**The task**
Give back the entries in full, exactly as they are written.
+ + + + +
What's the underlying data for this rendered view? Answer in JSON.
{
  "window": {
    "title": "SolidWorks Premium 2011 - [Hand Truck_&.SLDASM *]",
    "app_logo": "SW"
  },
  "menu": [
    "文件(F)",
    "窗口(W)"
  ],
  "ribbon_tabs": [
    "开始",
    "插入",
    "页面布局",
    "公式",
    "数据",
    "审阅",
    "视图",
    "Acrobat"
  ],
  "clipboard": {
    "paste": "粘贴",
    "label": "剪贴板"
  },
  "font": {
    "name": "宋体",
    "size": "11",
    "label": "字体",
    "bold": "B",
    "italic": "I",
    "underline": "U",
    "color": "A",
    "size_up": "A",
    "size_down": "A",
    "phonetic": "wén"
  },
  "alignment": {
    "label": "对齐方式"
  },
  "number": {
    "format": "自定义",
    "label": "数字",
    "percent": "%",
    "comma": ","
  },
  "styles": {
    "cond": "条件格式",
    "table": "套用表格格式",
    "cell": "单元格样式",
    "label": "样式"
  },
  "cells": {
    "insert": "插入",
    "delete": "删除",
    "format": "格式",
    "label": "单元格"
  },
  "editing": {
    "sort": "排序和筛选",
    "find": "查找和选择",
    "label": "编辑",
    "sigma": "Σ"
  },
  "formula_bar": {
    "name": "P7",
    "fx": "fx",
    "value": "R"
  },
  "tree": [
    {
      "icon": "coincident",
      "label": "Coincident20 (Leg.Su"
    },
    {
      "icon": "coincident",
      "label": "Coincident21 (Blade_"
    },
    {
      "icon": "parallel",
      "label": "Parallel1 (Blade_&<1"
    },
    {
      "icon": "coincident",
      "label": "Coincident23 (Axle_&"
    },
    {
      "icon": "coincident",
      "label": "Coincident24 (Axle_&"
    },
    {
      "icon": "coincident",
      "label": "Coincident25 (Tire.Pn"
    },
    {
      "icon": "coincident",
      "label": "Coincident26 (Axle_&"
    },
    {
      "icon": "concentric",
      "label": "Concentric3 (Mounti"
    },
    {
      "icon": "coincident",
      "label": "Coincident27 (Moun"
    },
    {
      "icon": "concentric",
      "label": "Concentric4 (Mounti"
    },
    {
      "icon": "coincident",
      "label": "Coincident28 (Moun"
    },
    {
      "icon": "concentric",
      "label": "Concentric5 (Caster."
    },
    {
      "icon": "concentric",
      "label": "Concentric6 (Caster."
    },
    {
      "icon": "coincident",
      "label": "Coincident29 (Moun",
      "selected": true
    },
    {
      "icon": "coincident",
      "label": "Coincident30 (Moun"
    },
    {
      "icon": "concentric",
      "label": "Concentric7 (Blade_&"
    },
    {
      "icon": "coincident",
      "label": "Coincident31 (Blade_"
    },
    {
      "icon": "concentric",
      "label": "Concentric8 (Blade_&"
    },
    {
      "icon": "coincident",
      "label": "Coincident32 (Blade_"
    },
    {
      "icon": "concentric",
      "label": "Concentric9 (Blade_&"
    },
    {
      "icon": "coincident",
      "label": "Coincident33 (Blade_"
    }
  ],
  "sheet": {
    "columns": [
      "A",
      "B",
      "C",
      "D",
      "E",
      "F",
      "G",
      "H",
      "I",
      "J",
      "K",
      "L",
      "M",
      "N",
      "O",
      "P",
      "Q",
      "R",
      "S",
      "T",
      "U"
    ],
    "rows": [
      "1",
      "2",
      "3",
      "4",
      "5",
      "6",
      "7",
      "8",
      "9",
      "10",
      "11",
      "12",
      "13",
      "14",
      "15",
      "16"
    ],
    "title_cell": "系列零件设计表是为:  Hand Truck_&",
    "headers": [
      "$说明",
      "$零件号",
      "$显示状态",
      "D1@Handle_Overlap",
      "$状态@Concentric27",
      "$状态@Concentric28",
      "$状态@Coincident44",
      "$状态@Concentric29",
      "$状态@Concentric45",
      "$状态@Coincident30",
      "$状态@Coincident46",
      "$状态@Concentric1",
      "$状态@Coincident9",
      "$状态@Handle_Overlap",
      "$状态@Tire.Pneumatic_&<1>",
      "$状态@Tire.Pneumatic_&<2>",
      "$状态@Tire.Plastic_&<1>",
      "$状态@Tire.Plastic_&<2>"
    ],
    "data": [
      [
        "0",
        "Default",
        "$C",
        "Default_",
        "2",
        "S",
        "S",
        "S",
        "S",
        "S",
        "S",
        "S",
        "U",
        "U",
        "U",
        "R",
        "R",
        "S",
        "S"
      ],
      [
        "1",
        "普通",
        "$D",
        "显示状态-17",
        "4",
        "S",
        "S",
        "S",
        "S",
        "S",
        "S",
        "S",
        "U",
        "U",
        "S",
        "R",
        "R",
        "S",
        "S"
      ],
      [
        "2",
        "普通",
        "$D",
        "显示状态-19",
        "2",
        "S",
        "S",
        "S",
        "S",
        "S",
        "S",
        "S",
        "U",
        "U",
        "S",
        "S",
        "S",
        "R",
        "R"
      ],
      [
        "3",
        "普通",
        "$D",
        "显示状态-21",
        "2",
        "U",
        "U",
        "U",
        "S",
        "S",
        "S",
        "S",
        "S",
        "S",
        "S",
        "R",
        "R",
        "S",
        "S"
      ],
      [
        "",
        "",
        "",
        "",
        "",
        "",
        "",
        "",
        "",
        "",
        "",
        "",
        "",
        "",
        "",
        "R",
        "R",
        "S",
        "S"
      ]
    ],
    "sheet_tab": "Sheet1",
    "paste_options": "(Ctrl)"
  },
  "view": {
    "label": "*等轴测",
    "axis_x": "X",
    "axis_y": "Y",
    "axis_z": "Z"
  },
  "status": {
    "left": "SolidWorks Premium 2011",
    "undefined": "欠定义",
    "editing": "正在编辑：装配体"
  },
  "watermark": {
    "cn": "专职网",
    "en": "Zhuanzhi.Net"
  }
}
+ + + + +
**Worked solution**
What's the underlying data for this rendered view? Answer in JSON.
{
  "window": {
    "title": "SolidWorks Premium 2011 - [Hand Truck_&.SLDASM *]",
    "app_logo": "SW"
  },
  "menu": [
    "文件(F)",
    "窗口(W)"
  ],
  "ribbon_tabs": [
    "开始",
    "插入",
    "页面布局",
    "公式",
    "数据",
    "审阅",
    "视图",
    "Acrobat"
  ],
  "clipboard": {
    "paste": "粘贴",
    "label": "剪贴板"
  },
  "font": {
    "name": "宋体",
    "size": "11",
    "label": "字体",
    "bold": "B",
    "italic": "I",
    "underline": "U",
    "color": "A",
    "size_up": "A",
    "size_down": "A",
    "phonetic": "wén"
  },
  "alignment": {
    "label": "对齐方式"
  },
  "number": {
    "format": "自定义",
    "label": "数字",
    "percent": "%",
    "comma": ","
  },
  "styles": {
    "cond": "条件格式",
    "table": "套用表格格式",
    "cell": "单元格样式",
    "label": "样式"
  },
  "cells": {
    "insert": "插入",
    "delete": "删除",
    "format": "格式",
    "label": "单元格"
  },
  "editing": {
    "sort": "排序和筛选",
    "find": "查找和选择",
    "label": "编辑",
    "sigma": "Σ"
  },
  "formula_bar": {
    "name": "P7",
    "fx": "fx",
    "value": "R"
  },
  "tree": [
    {
      "icon": "coincident",
      "label": "Coincident20 (Leg.Su"
    },
    {
      "icon": "coincident",
      "label": "Coincident21 (Blade_"
    },
    {
      "icon": "parallel",
      "label": "Parallel1 (Blade_&<1"
    },
    {
      "icon": "coincident",
      "label": "Coincident23 (Axle_&"
    },
    {
      "icon": "coincident",
      "label": "Coincident24 (Axle_&"
    },
    {
      "icon": "coincident",
      "label": "Coincident25 (Tire.Pn"
    },
    {
      "icon": "coincident",
      "label": "Coincident26 (Axle_&"
    },
    {
      "icon": "concentric",
      "label": "Concentric3 (Mounti"
    },
    {
      "icon": "coincident",
      "label": "Coincident27 (Moun"
    },
    {
      "icon": "concentric",
      "label": "Concentric4 (Mounti"
    },
    {
      "icon": "coincident",
      "label": "Coincident28 (Moun"
    },
    {
      "icon": "concentric",
      "label": "Concentric5 (Caster."
    },
    {
      "icon": "concentric",
      "label": "Concentric6 (Caster."
    },
    {
      "icon": "coincident",
      "label": "Coincident29 (Moun",
      "selected": true
    },
    {
      "icon": "coincident",
      "label": "Coincident30 (Moun"
    },
    {
      "icon": "concentric",
      "label": "Concentric7 (Blade_&"
    },
    {
      "icon": "coincident",
      "label": "Coincident31 (Blade_"
    },
    {
      "icon": "concentric",
      "label": "Concentric8 (Blade_&"
    },
    {
      "icon": "coincident",
      "label": "Coincident32 (Blade_"
    },
    {
      "icon": "concentric",
      "label": "Concentric9 (Blade_&"
    },
    {
      "icon": "coincident",
      "label": "Coincident33 (Blade_"
    }
  ],
  "sheet": {
    "columns": [
      "A",
      "B",
      "C",
      "D",
      "E",
      "F",
      "G",
      "H",
      "I",
      "J",
      "K",
      "L",
      "M",
      "N",
      "O",
      "P",
      "Q",
      "R",
      "S",
      "T",
      "U"
    ],
    "rows": [
      "1",
      "2",
      "3",
      "4",
      "5",
      "6",
      "7",
      "8",
      "9",
      "10",
      "11",
      "12",
      "13",
      "14",
      "15",
      "16"
    ],
    "title_cell": "系列零件设计表是为:  Hand Truck_&",
    "headers": [
      "$说明",
      "$零件号",
      "$显示状态",
      "D1@Handle_Overlap",
      "$状态@Concentric27",
      "$状态@Concentric28",
      "$状态@Coincident44",
      "$状态@Concentric29",
      "$状态@Concentric45",
      "$状态@Coincident30",
      "$状态@Coincident46",
      "$状态@Concentric1",
      "$状态@Coincident9",
      "$状态@Handle_Overlap",
      "$状态@Tire.Pneumatic_&<1>",
      "$状态@Tire.Pneumatic_&<2>",
      "$状态@Tire.Plastic_&<1>",
      "$状态@Tire.Plastic_&<2>"
    ],
    "data": [
      [
        "0",
        "Default",
        "$C",
        "Default_",
        "2",
        "S",
        "S",
        "S",
        "S",
        "S",
        "S",
        "S",
        "U",
        "U",
        "U",
        "R",
        "R",
        "S",
        "S"
      ],
      [
        "1",
        "普通",
        "$D",
        "显示状态-17",
        "4",
        "S",
        "S",
        "S",
        "S",
        "S",
        "S",
        "S",
        "U",
        "U",
        "S",
        "R",
        "R",
        "S",
        "S"
      ],
      [
        "2",
        "普通",
        "$D",
        "显示状态-19",
        "2",
        "S",
        "S",
        "S",
        "S",
        "S",
        "S",
        "S",
        "U",
        "U",
        "S",
        "S",
        "S",
        "R",
        "R"
      ],
      [
        "3",
        "普通",
        "$D",
        "显示状态-21",
        "2",
        "U",
        "U",
        "U",
        "S",
        "S",
        "S",
        "S",
        "S",
        "S",
        "S",
        "R",
        "R",
        "S",
        "S"
      ],
      [
        "",
        "",
        "",
        "",
        "",
        "",
        "",
        "",
        "",
        "",
        "",
        "",
        "",
        "",
        "",
        "R",
        "R",
        "S",
        "S"
      ]
    ],
    "sheet_tab": "Sheet1",
    "paste_options": "(Ctrl)"
  },
  "view": {
    "label": "*等轴测",
    "axis_x": "X",
    "axis_y": "Y",
    "axis_z": "Z"
  },
  "status": {
    "left": "SolidWorks Premium 2011",
    "undefined": "欠定义",
    "editing": "正在编辑：装配体"
  },
  "watermark": {
    "cn": "专职网",
    "en": "Zhuanzhi.Net"
  }
}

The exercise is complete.